Jurors were shown surveillance footage from several locations.
Massey is last captured on video at Home Towne Suites on Mel Browning Road, knocking on the door of a room for about seven minutes before leaving at 4:29 a.m., Feb. 10, 2017, Stroud said.
Massey’s Expedition had a GPS tracker placed there by the car lot from which the vehicle was purchased, and police were able to track the vehicle after it left the West 15th Avenue house where Massey was shot.
Stroud said the vehicle’s last GPS coordinates were registered in Pulaski, Tenn., about 16 miles from the Alabama state line, the day after Massey died, and police recovered the vehicle from there.
City police obtained search warrants for a cellphone registered to Ficklin and used the locations of cell towers where Ficklin’s number pinged in order to attempt to track his movements as well.
Stroud said the cellphone records showed Ficklin’s phone hitting towers in Franklin late Feb. 9, 2017, from the time of the VFW shooting until 2:19 a.m. the next day, when the number starts pinging at towers closer to Bowling Green.
A cell tower at Western Kentucky University’s campus pinged Ficklin’s phone three times between 3:08 a.m. and 4:29 a.m., and then Ficklin’s phone hit near Gordon Avenue at 5:38 a.m.
Police tracked Ficklin’s phone through towers later that morning near Oakland, Park City and Horse Cave, and then south through Tennessee and into Huntsville, Ala.
Surveillance cameras outside businesses on Chestnut Street, Broadway Avenue and Scottsville Road recorded Donnie Flippin walking past at various intervals in the hours after Massey was believed to have been shot, starting at Mellow Mushroom at 5:52 a.m. until he reached Home Towne Suites and is seen leaving there with Nolan at 9:11 a.m. Feb. 10, 2017.
Stroud learned Donnie Flippin had been arrested in Simpson County during a drug bust the day after Massey was shot, and the detective interviewed Flippin five times over the next few days at Simpson County Detention Center.
Stroud said Flippin lied about a number of details in his first two interviews, before being forthcoming the next day in a third interview.
“In the third interview he was beginning to come off it,” Stroud said. “In my opinion, (Donnie Flippin) felt like we were coming down, and for everything I was able to corroborate he was being truthful.”
Jurors heard a recording of the interview Stroud conducted with Ficklin in Mississippi after his arrest, in which Ficklin denied having a gun in his possession on the day of the shooting and said he had traveled from Franklin to Bowling Green with Massey and Donnie Flippin to the house on West 15th Avenue where Flippin sold drugs.
Jacquelyn Derrick, who dated Ficklin at the time and has two children in common with him, testified that Ficklin called her Feb. 11, 2017, at her home in Alabama and had her come and pick him up at an exit ramp in Tennessee.

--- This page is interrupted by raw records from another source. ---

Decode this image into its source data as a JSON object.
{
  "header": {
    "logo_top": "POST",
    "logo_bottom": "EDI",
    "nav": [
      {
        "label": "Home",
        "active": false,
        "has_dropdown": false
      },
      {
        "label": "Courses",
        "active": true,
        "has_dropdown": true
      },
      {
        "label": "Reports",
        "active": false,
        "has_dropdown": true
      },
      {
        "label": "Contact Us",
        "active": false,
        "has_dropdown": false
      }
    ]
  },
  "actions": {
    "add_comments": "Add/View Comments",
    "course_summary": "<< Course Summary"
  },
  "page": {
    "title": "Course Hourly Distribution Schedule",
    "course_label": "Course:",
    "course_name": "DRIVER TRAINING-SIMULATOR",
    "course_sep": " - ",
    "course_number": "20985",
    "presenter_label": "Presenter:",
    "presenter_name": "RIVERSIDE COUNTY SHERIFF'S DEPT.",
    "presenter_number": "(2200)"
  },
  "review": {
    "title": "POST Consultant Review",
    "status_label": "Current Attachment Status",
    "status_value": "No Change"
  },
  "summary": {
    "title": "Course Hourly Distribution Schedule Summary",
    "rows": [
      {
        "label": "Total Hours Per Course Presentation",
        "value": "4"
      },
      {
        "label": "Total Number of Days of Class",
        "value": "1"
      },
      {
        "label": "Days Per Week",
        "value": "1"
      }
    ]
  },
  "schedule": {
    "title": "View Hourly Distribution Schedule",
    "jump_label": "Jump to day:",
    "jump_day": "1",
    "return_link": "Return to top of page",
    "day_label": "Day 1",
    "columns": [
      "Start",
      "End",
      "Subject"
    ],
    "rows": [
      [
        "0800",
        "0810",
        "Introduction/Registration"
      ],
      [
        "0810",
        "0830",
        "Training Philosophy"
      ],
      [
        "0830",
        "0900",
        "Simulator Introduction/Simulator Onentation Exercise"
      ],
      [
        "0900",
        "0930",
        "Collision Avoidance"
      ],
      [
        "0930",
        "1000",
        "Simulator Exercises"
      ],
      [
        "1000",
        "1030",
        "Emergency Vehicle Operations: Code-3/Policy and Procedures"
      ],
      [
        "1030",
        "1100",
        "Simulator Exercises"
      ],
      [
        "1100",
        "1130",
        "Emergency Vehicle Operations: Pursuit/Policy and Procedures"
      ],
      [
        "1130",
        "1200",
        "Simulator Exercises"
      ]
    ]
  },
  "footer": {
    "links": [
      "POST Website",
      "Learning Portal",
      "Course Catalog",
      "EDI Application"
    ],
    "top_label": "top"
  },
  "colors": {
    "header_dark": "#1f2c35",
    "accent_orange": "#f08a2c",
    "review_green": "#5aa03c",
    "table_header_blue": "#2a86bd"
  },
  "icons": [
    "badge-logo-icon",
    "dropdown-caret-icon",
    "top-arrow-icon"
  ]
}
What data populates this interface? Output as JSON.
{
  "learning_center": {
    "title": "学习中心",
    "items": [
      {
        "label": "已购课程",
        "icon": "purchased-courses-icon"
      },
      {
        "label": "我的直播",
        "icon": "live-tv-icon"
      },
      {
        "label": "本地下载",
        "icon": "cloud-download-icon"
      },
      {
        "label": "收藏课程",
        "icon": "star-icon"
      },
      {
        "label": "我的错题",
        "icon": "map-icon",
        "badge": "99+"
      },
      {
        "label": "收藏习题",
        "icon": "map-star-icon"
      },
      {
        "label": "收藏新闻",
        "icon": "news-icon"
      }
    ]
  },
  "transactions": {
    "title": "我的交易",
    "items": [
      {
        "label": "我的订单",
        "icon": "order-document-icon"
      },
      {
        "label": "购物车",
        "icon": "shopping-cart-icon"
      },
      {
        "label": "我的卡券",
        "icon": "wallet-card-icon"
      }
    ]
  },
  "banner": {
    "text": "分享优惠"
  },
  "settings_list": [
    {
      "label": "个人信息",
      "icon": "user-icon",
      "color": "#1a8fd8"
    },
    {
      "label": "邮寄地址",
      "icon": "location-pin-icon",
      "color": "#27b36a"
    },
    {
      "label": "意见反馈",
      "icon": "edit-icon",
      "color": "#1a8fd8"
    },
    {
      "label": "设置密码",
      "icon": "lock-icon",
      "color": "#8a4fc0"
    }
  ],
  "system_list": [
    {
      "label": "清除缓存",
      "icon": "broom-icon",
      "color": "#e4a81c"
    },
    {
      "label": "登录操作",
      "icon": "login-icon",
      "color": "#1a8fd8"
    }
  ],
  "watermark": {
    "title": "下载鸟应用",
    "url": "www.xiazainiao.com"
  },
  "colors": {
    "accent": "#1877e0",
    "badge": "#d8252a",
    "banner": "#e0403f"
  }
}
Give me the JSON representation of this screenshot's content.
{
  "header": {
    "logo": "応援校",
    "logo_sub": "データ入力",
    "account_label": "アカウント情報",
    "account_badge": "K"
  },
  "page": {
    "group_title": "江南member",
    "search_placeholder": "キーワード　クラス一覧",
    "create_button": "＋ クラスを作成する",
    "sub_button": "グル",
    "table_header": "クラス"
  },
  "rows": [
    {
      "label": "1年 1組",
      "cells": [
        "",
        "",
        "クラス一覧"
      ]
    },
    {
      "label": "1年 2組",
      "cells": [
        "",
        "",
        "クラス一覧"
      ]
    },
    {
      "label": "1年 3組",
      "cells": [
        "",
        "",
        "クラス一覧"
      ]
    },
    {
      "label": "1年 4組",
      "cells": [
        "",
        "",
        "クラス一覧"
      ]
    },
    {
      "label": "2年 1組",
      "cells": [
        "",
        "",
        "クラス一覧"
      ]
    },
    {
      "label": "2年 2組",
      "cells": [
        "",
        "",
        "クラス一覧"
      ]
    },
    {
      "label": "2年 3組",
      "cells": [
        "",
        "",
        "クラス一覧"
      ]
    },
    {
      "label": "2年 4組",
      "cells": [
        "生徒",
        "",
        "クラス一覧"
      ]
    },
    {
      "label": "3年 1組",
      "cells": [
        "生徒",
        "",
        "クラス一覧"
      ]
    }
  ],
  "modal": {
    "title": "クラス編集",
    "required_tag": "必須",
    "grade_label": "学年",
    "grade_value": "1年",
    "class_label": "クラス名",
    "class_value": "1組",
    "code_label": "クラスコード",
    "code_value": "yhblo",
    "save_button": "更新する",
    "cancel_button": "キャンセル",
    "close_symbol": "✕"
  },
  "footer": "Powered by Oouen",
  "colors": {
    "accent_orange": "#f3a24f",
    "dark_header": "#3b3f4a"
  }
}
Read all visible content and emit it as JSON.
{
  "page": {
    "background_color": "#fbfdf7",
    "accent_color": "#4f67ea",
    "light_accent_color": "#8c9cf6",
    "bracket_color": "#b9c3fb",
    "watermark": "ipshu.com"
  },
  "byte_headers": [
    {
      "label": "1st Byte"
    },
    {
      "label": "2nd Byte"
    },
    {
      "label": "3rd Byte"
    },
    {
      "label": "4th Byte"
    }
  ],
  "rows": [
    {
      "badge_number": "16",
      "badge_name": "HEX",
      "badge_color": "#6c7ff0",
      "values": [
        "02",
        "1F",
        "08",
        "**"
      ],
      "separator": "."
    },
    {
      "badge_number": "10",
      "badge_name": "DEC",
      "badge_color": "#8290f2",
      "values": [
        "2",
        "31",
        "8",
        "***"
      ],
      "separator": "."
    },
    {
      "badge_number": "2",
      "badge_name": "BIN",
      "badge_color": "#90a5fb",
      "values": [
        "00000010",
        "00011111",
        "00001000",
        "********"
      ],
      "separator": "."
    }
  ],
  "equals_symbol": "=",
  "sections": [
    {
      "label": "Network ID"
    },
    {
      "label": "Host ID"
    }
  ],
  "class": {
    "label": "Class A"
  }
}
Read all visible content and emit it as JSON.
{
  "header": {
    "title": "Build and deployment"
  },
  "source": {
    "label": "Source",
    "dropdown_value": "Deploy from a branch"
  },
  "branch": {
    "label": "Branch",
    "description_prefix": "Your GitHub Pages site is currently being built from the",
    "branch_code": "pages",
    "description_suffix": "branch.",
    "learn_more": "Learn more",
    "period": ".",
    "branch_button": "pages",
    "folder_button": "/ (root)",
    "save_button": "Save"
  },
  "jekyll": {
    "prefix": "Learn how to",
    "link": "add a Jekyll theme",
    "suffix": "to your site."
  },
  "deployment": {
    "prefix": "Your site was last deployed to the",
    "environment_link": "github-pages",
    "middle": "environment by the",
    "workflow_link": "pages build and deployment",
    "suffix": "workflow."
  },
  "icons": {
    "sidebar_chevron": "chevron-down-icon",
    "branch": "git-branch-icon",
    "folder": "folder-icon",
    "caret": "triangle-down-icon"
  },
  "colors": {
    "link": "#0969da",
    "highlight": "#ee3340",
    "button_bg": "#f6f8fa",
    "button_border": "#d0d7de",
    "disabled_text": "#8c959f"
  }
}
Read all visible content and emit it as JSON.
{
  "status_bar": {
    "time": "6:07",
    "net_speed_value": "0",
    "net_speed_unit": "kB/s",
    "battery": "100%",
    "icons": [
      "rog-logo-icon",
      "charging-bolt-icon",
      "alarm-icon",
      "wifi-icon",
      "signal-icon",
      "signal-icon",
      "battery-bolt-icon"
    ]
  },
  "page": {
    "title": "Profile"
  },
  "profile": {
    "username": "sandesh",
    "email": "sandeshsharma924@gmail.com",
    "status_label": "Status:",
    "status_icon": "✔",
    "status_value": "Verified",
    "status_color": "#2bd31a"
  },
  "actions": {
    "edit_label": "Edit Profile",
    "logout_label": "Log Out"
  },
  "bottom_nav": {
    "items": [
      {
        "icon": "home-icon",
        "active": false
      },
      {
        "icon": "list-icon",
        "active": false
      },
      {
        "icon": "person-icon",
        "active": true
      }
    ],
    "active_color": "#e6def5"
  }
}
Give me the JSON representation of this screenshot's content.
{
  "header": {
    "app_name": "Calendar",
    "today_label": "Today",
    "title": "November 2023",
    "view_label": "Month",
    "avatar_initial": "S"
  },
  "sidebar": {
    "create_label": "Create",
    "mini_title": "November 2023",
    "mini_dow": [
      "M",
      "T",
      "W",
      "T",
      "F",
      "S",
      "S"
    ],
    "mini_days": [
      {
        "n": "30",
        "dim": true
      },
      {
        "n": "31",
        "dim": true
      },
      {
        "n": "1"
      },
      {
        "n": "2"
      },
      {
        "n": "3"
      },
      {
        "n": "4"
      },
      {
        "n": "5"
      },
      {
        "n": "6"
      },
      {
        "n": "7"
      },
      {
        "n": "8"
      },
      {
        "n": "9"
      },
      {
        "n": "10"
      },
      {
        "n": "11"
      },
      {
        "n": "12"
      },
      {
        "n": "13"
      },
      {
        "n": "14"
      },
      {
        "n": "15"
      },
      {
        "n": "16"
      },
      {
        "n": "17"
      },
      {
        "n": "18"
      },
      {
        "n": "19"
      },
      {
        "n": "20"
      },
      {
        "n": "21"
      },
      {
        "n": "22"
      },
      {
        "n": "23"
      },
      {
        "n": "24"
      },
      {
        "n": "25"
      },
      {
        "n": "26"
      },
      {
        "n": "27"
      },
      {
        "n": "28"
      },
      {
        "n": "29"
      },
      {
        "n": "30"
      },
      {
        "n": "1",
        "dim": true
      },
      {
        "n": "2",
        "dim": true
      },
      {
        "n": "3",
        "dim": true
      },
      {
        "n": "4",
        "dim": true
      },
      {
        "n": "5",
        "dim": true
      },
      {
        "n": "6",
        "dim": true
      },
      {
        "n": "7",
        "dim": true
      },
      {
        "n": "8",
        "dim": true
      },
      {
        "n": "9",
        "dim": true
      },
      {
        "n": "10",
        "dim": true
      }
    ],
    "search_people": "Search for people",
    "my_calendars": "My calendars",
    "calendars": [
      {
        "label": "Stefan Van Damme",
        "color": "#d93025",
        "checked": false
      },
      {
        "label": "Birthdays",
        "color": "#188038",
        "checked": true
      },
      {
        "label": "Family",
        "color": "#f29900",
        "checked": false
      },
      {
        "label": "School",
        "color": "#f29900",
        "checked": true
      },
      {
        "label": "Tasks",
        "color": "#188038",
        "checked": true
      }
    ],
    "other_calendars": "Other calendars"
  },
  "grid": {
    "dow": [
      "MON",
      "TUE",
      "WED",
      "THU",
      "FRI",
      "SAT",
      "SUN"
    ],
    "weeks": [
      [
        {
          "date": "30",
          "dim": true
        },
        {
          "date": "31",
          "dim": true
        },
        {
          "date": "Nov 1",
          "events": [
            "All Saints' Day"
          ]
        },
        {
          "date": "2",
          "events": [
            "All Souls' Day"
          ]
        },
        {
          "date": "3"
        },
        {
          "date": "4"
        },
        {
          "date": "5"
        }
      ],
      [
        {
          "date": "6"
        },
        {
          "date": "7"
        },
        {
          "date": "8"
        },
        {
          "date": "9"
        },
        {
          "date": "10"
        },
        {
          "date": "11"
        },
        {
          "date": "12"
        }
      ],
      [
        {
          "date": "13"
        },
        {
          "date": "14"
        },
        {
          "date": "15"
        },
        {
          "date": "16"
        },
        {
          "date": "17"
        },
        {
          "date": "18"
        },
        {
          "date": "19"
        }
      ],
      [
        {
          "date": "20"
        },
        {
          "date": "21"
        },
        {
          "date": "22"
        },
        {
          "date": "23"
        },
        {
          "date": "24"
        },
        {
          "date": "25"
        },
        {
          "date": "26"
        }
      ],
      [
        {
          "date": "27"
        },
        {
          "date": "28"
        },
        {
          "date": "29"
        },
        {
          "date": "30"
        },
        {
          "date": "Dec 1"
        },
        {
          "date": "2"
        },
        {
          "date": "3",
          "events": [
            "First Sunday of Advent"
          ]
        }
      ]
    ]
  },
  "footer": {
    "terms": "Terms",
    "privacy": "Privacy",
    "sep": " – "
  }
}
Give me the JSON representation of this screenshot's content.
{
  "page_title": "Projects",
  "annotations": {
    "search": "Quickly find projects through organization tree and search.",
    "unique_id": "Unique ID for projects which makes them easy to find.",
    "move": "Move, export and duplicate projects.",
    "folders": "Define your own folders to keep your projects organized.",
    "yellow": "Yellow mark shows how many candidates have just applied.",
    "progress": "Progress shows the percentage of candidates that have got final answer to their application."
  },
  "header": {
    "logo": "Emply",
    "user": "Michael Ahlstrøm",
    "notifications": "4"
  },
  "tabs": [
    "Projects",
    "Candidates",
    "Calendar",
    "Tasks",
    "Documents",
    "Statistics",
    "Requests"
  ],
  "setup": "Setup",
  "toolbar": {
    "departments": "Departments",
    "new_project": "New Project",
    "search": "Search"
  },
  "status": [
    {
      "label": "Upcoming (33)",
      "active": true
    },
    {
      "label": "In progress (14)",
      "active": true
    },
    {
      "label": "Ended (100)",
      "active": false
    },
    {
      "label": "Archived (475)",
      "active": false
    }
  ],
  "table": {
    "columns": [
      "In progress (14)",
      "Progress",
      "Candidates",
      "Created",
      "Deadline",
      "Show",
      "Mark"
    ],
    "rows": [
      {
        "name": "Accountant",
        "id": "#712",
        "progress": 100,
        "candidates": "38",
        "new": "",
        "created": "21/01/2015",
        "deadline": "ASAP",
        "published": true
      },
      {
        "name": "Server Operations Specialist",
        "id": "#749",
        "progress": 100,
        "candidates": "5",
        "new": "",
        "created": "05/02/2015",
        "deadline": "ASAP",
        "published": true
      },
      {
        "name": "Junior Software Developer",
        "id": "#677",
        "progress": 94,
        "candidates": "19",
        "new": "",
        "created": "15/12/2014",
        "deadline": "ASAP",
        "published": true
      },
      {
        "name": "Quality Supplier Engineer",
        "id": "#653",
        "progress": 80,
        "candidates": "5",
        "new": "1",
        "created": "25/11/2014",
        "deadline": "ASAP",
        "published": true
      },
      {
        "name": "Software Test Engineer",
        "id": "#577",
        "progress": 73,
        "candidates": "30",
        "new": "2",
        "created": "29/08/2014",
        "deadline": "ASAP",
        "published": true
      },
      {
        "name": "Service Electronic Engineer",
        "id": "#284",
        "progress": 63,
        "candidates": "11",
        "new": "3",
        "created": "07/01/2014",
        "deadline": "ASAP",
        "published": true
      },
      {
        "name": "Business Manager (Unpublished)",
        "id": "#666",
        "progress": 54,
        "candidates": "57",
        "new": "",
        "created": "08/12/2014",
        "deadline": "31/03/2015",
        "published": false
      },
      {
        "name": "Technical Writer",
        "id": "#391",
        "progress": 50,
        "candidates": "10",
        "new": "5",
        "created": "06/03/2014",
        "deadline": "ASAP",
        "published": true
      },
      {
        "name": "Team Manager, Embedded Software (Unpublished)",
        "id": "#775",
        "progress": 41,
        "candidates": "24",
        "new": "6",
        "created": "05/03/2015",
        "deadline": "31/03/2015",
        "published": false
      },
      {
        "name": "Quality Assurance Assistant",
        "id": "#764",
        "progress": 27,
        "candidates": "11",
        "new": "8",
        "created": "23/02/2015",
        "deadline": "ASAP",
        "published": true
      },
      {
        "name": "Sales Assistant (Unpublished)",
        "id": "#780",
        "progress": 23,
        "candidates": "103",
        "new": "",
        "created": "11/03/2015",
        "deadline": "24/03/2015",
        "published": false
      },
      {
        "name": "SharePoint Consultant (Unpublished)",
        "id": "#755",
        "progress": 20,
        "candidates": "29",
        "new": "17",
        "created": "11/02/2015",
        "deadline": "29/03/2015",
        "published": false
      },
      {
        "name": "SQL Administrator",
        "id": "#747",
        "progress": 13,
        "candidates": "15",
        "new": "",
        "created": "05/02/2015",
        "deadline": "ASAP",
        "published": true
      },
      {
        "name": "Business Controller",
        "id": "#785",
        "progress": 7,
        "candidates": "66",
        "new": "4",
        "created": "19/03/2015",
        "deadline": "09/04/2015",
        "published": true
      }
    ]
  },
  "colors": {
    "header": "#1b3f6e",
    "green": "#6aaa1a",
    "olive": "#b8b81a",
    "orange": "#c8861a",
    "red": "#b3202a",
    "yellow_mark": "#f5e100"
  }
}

Derrick said Ficklin was not carrying a change of clothes or any other luggage and was not near a vehicle when she picked him up.
Derrick said Ficklin told her he had been driving “some dope fiend’s” vehicle when it ran out of gas in Tennessee.
Ficklin stayed at Derrick’s home for about a week before taking her car while she was at work. Derrick said she hadn’t allowed Ficklin to take the car, but he called and said he was taking the car to her mother’s home in Mississippi.
Instead, the car was found stuck in a logging road deep in the Mississippi country, and Ficklin was found Feb. 19, 2017, by Dwayne Phillips, a deputy coroner in Smith County, Miss., who was exploring a disturbance on his property.
Phillips said he was outside at the time and his dog started barking toward a wooded area, and he walked that way and saw a man later identified as Ficklin climbing a willow tree near a pond.
“He looked like he had been through a lot of bushes and saw briars,” Phillips said Thursday. “Some of his clothes were torn.”
After Ficklin came down from the tree, he began to roll on the ground and complain about being attacked by snakes, and Phillips used his county-issued radio to notify a deputy to come to the property, where Ficklin was arrested for trespassing.